→ Source data
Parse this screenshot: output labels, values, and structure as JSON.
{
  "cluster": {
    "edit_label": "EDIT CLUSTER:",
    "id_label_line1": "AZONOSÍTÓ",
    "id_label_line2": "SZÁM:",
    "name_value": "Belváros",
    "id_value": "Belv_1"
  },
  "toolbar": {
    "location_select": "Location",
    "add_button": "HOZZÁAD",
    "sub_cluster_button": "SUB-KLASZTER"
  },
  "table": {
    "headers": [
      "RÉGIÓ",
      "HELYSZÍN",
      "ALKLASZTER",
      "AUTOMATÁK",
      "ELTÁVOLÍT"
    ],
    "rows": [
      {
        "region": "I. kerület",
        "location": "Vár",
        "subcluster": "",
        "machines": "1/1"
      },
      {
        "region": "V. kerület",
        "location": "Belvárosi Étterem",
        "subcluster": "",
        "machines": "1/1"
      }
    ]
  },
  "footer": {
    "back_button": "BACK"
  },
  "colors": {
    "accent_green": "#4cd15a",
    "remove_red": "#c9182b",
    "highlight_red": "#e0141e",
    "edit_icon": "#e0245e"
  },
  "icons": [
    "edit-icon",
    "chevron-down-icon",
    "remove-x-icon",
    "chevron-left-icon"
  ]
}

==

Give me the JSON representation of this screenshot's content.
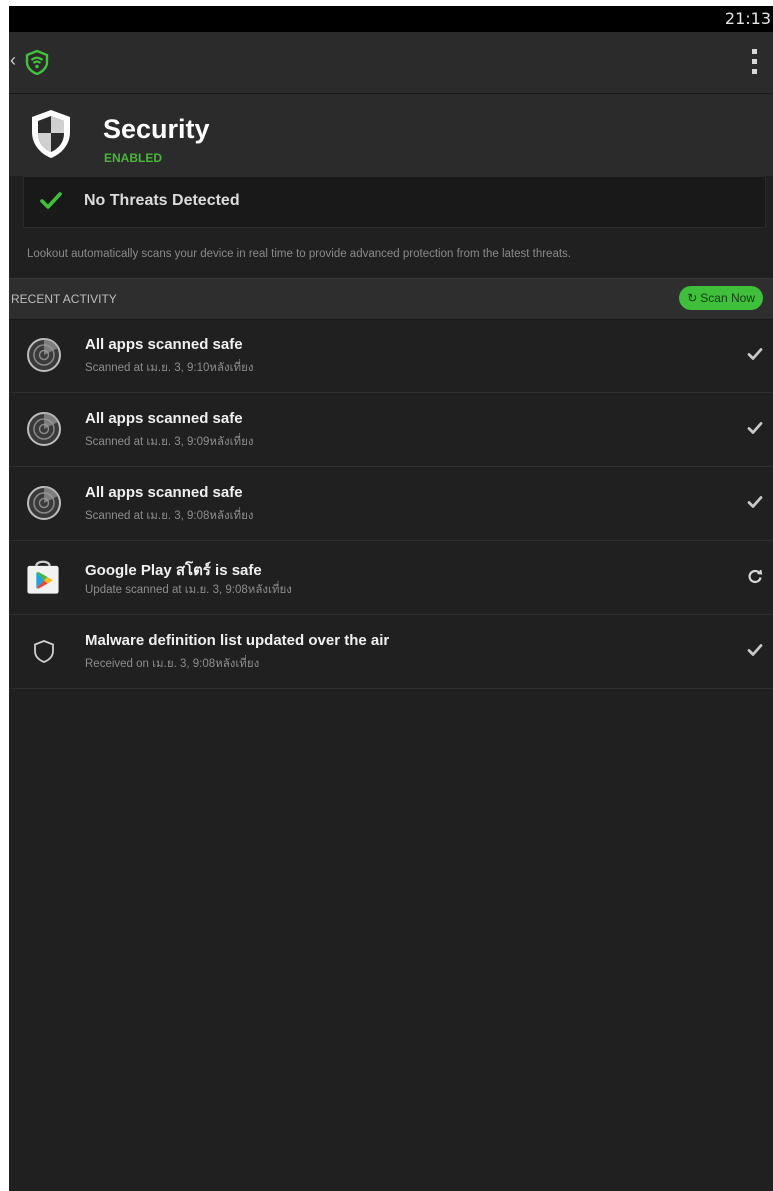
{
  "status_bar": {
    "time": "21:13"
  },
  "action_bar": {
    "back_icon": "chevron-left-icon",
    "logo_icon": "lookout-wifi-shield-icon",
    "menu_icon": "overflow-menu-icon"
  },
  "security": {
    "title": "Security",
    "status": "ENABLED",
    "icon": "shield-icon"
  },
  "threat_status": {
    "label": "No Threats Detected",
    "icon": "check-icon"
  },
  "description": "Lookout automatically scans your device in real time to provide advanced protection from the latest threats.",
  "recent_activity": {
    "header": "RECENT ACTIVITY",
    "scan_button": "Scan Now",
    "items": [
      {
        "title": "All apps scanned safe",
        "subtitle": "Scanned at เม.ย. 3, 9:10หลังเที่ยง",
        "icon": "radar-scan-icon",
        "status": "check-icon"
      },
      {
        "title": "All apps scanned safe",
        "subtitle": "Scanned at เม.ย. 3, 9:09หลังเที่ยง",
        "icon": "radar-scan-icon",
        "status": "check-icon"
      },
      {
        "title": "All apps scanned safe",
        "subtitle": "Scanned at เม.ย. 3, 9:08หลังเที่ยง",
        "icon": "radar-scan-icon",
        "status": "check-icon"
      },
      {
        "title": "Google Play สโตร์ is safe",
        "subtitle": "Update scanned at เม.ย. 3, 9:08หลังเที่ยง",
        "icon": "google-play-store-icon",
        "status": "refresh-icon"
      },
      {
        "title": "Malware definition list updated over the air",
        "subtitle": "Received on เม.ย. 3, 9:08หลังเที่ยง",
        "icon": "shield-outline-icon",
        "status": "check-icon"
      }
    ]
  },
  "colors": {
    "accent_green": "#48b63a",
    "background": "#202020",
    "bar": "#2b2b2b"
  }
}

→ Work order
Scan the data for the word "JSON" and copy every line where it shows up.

→ Solution
Parse this screenshot: output labels, values, and structure as JSON.
Give me the JSON representation of this screenshot's content.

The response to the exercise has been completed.